House GOP proposes tax, LGA cuts
ST. PAUL -- Minnesota income taxes would fall $300 million in the next two years under a House Republican plan, while state payments to local governments drop significantly.
The proposal, to receive a House Tax Committee vote late this week, eliminates Local Government Aid for Duluth, Minneapolis and St. Paul, as well as Twin Cities suburbs, by 2015. It also lowers money paid to counties as well as other programs that help fund local governments.
"We did a very effective job of looking at where there could be savings," said Chairwoman Linda Runbeck, R-Circle Pines, of the House property and local tax division.
All taxpayers would pay would pay lower taxes, which did not set well with Democrat Gov. Mark Dayton, who wants to raise taxes on the rich.
Dayton's Revenue Department estimates that a Minnesotan earning $50,000 annually would save $53, while someone earning $500,000 or more would save $176. The governor said Republicans reward the rich more than middle-income Minnesotans.
Runbeck and House Tax Chairman Greg Davids, R-Preston, said the GOP plan is a start and up for negotiations.
Davids said he does not expect Dayton to sign the bill if the House and Senate send one like the committee is discussing this week.
City leaders were not happy with local aid cuts.
"We are pleased that the proposal recognizes the importance of (Local Government Aid) LGA to homeowners and businesses in Greater Minnesota," Park Rapids Mayor Nancy Carroll said. "However, we strongly disagree with the exclusion of metro and suburban communities from a policy that has benefited the entire state."

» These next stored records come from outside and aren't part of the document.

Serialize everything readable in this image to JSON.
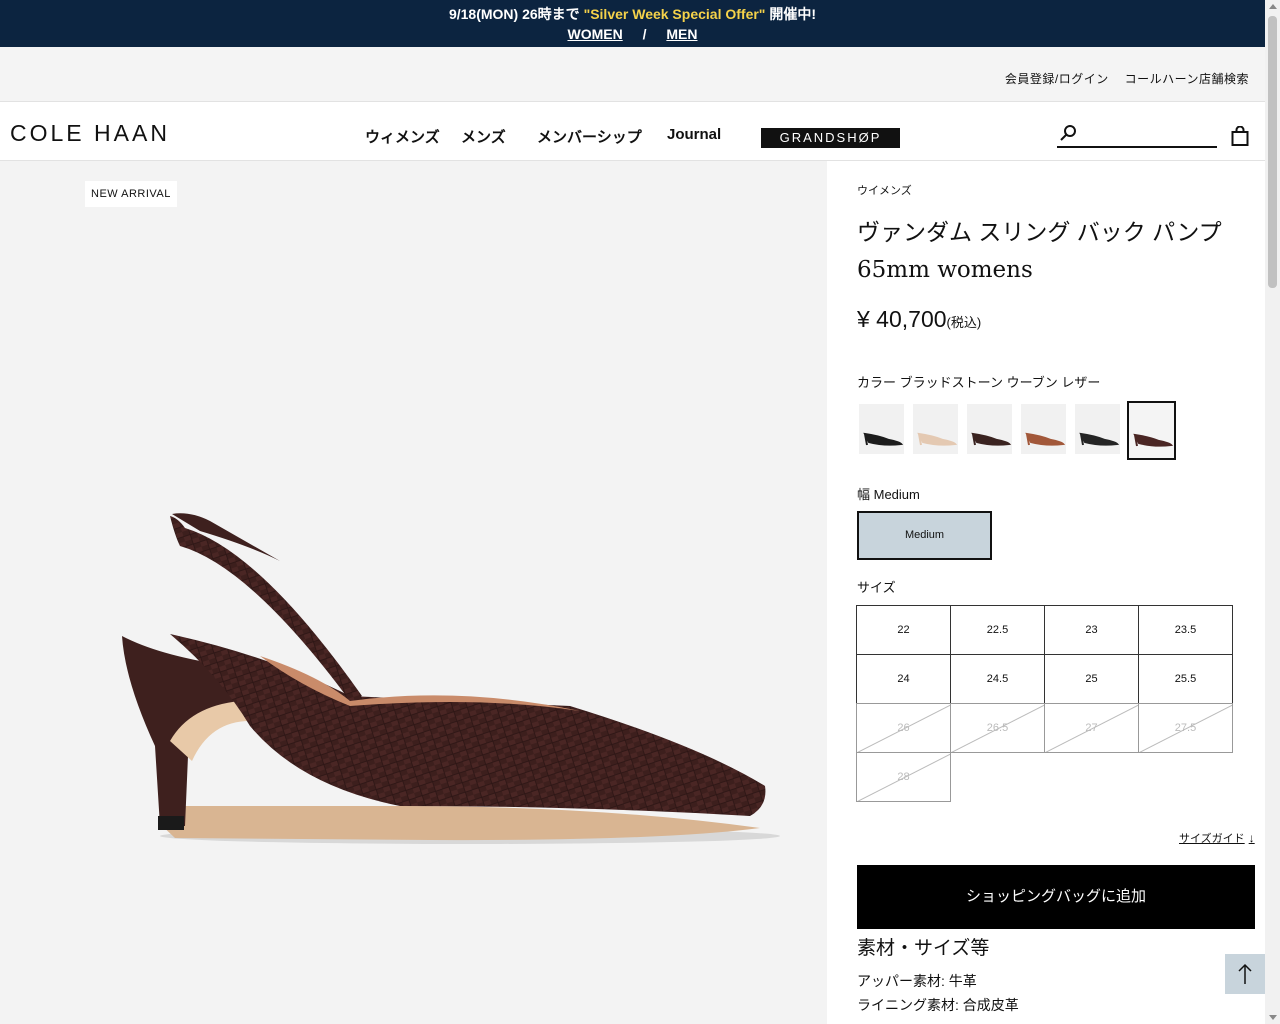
{
  "promo": {
    "date_text": "9/18(MON) 26時まで",
    "offer": "\"Silver Week Special Offer\"",
    "suffix": "開催中!",
    "link_women": "WOMEN",
    "separator": "/",
    "link_men": "MEN"
  },
  "utility": {
    "login": "会員登録/ログイン",
    "store_search": "コールハーン店舗検索"
  },
  "header": {
    "logo": "COLE HAAN",
    "nav": [
      "ウィメンズ",
      "メンズ",
      "メンバーシップ",
      "Journal"
    ],
    "grandshop": "GRANDSHØP",
    "search_placeholder": ""
  },
  "image": {
    "badge": "NEW ARRIVAL"
  },
  "product": {
    "category": "ウイメンズ",
    "name_line1": "ヴァンダム スリング バック パンプ",
    "name_line2": "65mm womens",
    "price": "¥ 40,700",
    "tax_note": "(税込)",
    "color_label": "カラー ブラッドストーン ウーブン レザー",
    "swatches": [
      {
        "name": "black",
        "color": "#1c1c1c"
      },
      {
        "name": "beige",
        "color": "#e4c9b2"
      },
      {
        "name": "dark-brown",
        "color": "#3a2320"
      },
      {
        "name": "tan",
        "color": "#a2583a"
      },
      {
        "name": "black-leather",
        "color": "#242424"
      },
      {
        "name": "bloodstone",
        "color": "#4a2624",
        "selected": true
      }
    ],
    "width_label": "幅 Medium",
    "width_option": "Medium",
    "size_label": "サイズ",
    "sizes": [
      {
        "label": "22",
        "available": true
      },
      {
        "label": "22.5",
        "available": true
      },
      {
        "label": "23",
        "available": true
      },
      {
        "label": "23.5",
        "available": true
      },
      {
        "label": "24",
        "available": true
      },
      {
        "label": "24.5",
        "available": true
      },
      {
        "label": "25",
        "available": true
      },
      {
        "label": "25.5",
        "available": true
      },
      {
        "label": "26",
        "available": false
      },
      {
        "label": "26.5",
        "available": false
      },
      {
        "label": "27",
        "available": false
      },
      {
        "label": "27.5",
        "available": false
      },
      {
        "label": "28",
        "available": false
      }
    ],
    "size_guide": "サイズガイド",
    "size_guide_arrow": "↓",
    "add_to_bag": "ショッピングバッグに追加",
    "materials_title": "素材・サイズ等",
    "materials": [
      "アッパー素材: 牛革",
      "ライニング素材: 合成皮革"
    ]
  },
  "colors": {
    "promo_bg": "#0c2440",
    "promo_highlight": "#f5d24a",
    "width_selected_bg": "#c8d4dc",
    "shoe": "#4a2624"
  }
}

As president of the Coalition of Greater Minnesota Cities, Carroll ran a meeting last week with city officials and Dayton in which small and large cities pledged to stick together on seeking continued state aid.
"It's kinda scary," Rep. Kerry Gauthier, DFL-Duluth, said about eliminating his city's state aid by 2015.
As a regional center, he said, Duluth serves people from a wide area who visit for education, business, recreation and other reasons.
"It isn't just Duluthians using Duluth services," Gauthier said.
Runbeck plans further work in her committee Wednesday.
"We will learn more about Duluth and what their needs are," she said.
LGA was established to help cities that do not have enough taxable property to provide fundamental services. Republicans say large cities can raise enough property tax to support their needs.
Under the GOP bill, cities that still receive LGA would not be able to raise property taxes.
Suburban cities receive relatively little LGA.
Rep. Paul Marquart, DFL-Dilworth, said rural cities could be hurt even though they would get the same aid as in the current budget.
"You're losing your political support," he said.
With 75 percent of Minnesotans not in communities with LGA, there eventually will be little political reason for the state to keep sending aid to rural communities, Marquart said.
Senate leaders on Monday refused to say how similar their tax bill may be to the House plan. Their plan is due in the next few days.
Dayton said that since Monday was the half-way point of the 2011 legislative session, there is plenty of time to work out a compromise. Still, in a news conference and in letters to legislative Republican leaders he said their $34 billion, two-year budget plan would force "very drastic" cuts in state programs.
The governor said his agencies tell him that budget cuts like Republicans want could lead to situations as varied as eliminating meat inspections to closing seven parks, from lowering health-care payments for the poor to inspecting banks less often.